## Task item
Each entry below is to be given again word for word, with no pictures.

## Record excerpts
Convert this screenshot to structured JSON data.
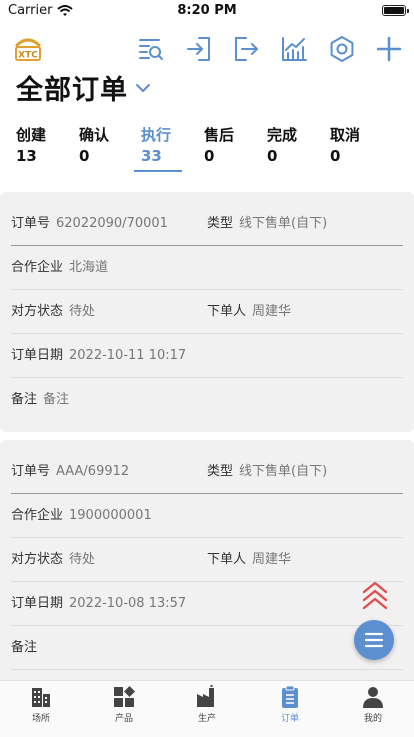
{
  "status_bar": {
    "carrier": "Carrier",
    "time": "8:20 PM"
  },
  "logo": {
    "text": "XTC"
  },
  "toolbar_icons": [
    "search-list-icon",
    "login-icon",
    "logout-icon",
    "chart-icon",
    "settings-icon",
    "add-icon"
  ],
  "header": {
    "title": "全部订单"
  },
  "tabs": [
    {
      "label": "创建",
      "count": "13"
    },
    {
      "label": "确认",
      "count": "0"
    },
    {
      "label": "执行",
      "count": "33"
    },
    {
      "label": "售后",
      "count": "0"
    },
    {
      "label": "完成",
      "count": "0"
    },
    {
      "label": "取消",
      "count": "0"
    }
  ],
  "active_tab": "执行",
  "orders": [
    {
      "order_no_label": "订单号",
      "order_no": "62022090/70001",
      "type_label": "类型",
      "type": "线下售单(自下)",
      "company_label": "合作企业",
      "company": "北海道",
      "status_label": "对方状态",
      "status": "待处",
      "orderer_label": "下单人",
      "orderer": "周建华",
      "date_label": "订单日期",
      "date": "2022-10-11 10:17",
      "note_label": "备注",
      "note": "备注"
    },
    {
      "order_no_label": "订单号",
      "order_no": "AAA/69912",
      "type_label": "类型",
      "type": "线下售单(自下)",
      "company_label": "合作企业",
      "company": "1900000001",
      "status_label": "对方状态",
      "status": "待处",
      "orderer_label": "下单人",
      "orderer": "周建华",
      "date_label": "订单日期",
      "date": "2022-10-08 13:57",
      "note_label": "备注",
      "note": ""
    }
  ],
  "tab_bar": [
    {
      "label": "场所",
      "icon": "building-icon"
    },
    {
      "label": "产品",
      "icon": "product-icon"
    },
    {
      "label": "生产",
      "icon": "factory-icon"
    },
    {
      "label": "订单",
      "icon": "clipboard-icon"
    },
    {
      "label": "我的",
      "icon": "user-icon"
    }
  ],
  "active_tab_bar": "订单",
  "colors": {
    "accent": "#5b8fcf",
    "up_arrow": "#e04a4a",
    "card_bg": "#f1f1f1"
  }
}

## Completed exercise
Convert this screenshot to structured JSON data.
{
  "status_bar": {
    "carrier": "Carrier",
    "time": "8:20 PM"
  },
  "logo": {
    "text": "XTC"
  },
  "toolbar_icons": [
    "search-list-icon",
    "login-icon",
    "logout-icon",
    "chart-icon",
    "settings-icon",
    "add-icon"
  ],
  "header": {
    "title": "全部订单"
  },
  "tabs": [
    {
      "label": "创建",
      "count": "13"
    },
    {
      "label": "确认",
      "count": "0"
    },
    {
      "label": "执行",
      "count": "33"
    },
    {
      "label": "售后",
      "count": "0"
    },
    {
      "label": "完成",
      "count": "0"
    },
    {
      "label": "取消",
      "count": "0"
    }
  ],
  "active_tab": "执行",
  "orders": [
    {
      "order_no_label": "订单号",
      "order_no": "62022090/70001",
      "type_label": "类型",
      "type": "线下售单(自下)",
      "company_label": "合作企业",
      "company": "北海道",
      "status_label": "对方状态",
      "status": "待处",
      "orderer_label": "下单人",
      "orderer": "周建华",
      "date_label": "订单日期",
      "date": "2022-10-11 10:17",
      "note_label": "备注",
      "note": "备注"
    },
    {
      "order_no_label": "订单号",
      "order_no": "AAA/69912",
      "type_label": "类型",
      "type": "线下售单(自下)",
      "company_label": "合作企业",
      "company": "1900000001",
      "status_label": "对方状态",
      "status": "待处",
      "orderer_label": "下单人",
      "orderer": "周建华",
      "date_label": "订单日期",
      "date": "2022-10-08 13:57",
      "note_label": "备注",
      "note": ""
    }
  ],
  "tab_bar": [
    {
      "label": "场所",
      "icon": "building-icon"
    },
    {
      "label": "产品",
      "icon": "product-icon"
    },
    {
      "label": "生产",
      "icon": "factory-icon"
    },
    {
      "label": "订单",
      "icon": "clipboard-icon"
    },
    {
      "label": "我的",
      "icon": "user-icon"
    }
  ],
  "active_tab_bar": "订单",
  "colors": {
    "accent": "#5b8fcf",
    "up_arrow": "#e04a4a",
    "card_bg": "#f1f1f1"
  }
}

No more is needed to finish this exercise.